He seems to like that amount and is hungry for more afterwards, but I say no eat your grain! I haven't given him hay yet... I read somewhere not to give i to them until a certain age because of their rumen/microbes not being developed?! I took him to visit his future pasture mate (my stallion) and he was interested in the hay when my horse was eating it. Maybe I need to research that again. But I think I read that you (agmantoo) said hay and grain.

and there are more problems drinking out of a bucket? The guy I got him from said to get him started on a bucket as soon as possible; they are less likely to inhale it into their lungs... now I'm confused!

__________________
Reply With Quote
  #12  
Old 03/24/10, 10:57 AM
topside1's Avatar
Retired Coastie
 
Join Date: Sep 2005
Location: Monterey, Tennessee
Posts: 4,586

Molly, many pros and cons of bucket feeding...Keep doing what your doing and all will be well...Topside

__________________

TOPSIDE FARMS

Reply With Quote
  #13  
Old 03/24/10, 11:16 AM
MollyK's Avatar  
Join Date: Mar 2010
Location: Middle Georgia
Posts: 68
Quote:
Originally Posted by topside1 View Post
Molly, many pros and cons of bucket feeding...Keep doing what your doing and all will be well...Topside
Thanks for all your help!

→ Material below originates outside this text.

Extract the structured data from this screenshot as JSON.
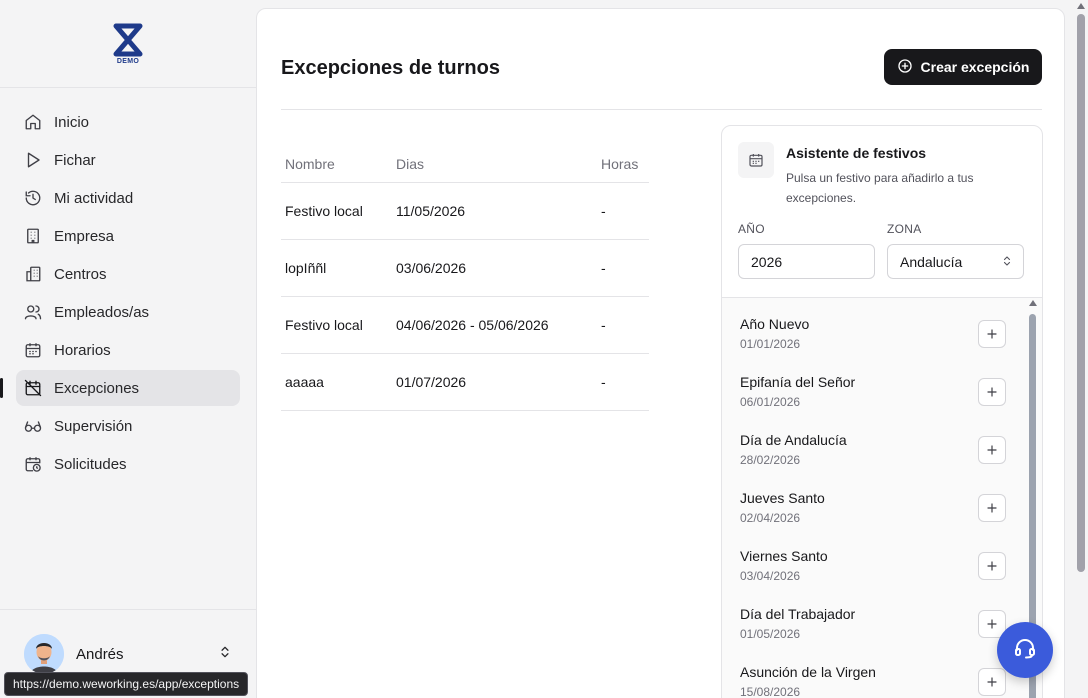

I'm sure I'll be back with more questions in the future. Always good to learn from others.
__________________
Reply With Quote
Reply



Thread Tools
Rate This Thread
Rate This Thread:

Posting Rules
You may not post new threads
You may not post replies
You may not post attachments
You may not edit your posts

BB code is On
Smilies are On
[IMG] code is On
HTML code is Off
Trackbacks are On
Pingbacks are On
Refbacks are On



All times are GMT -5. The time now is 07:14 AM.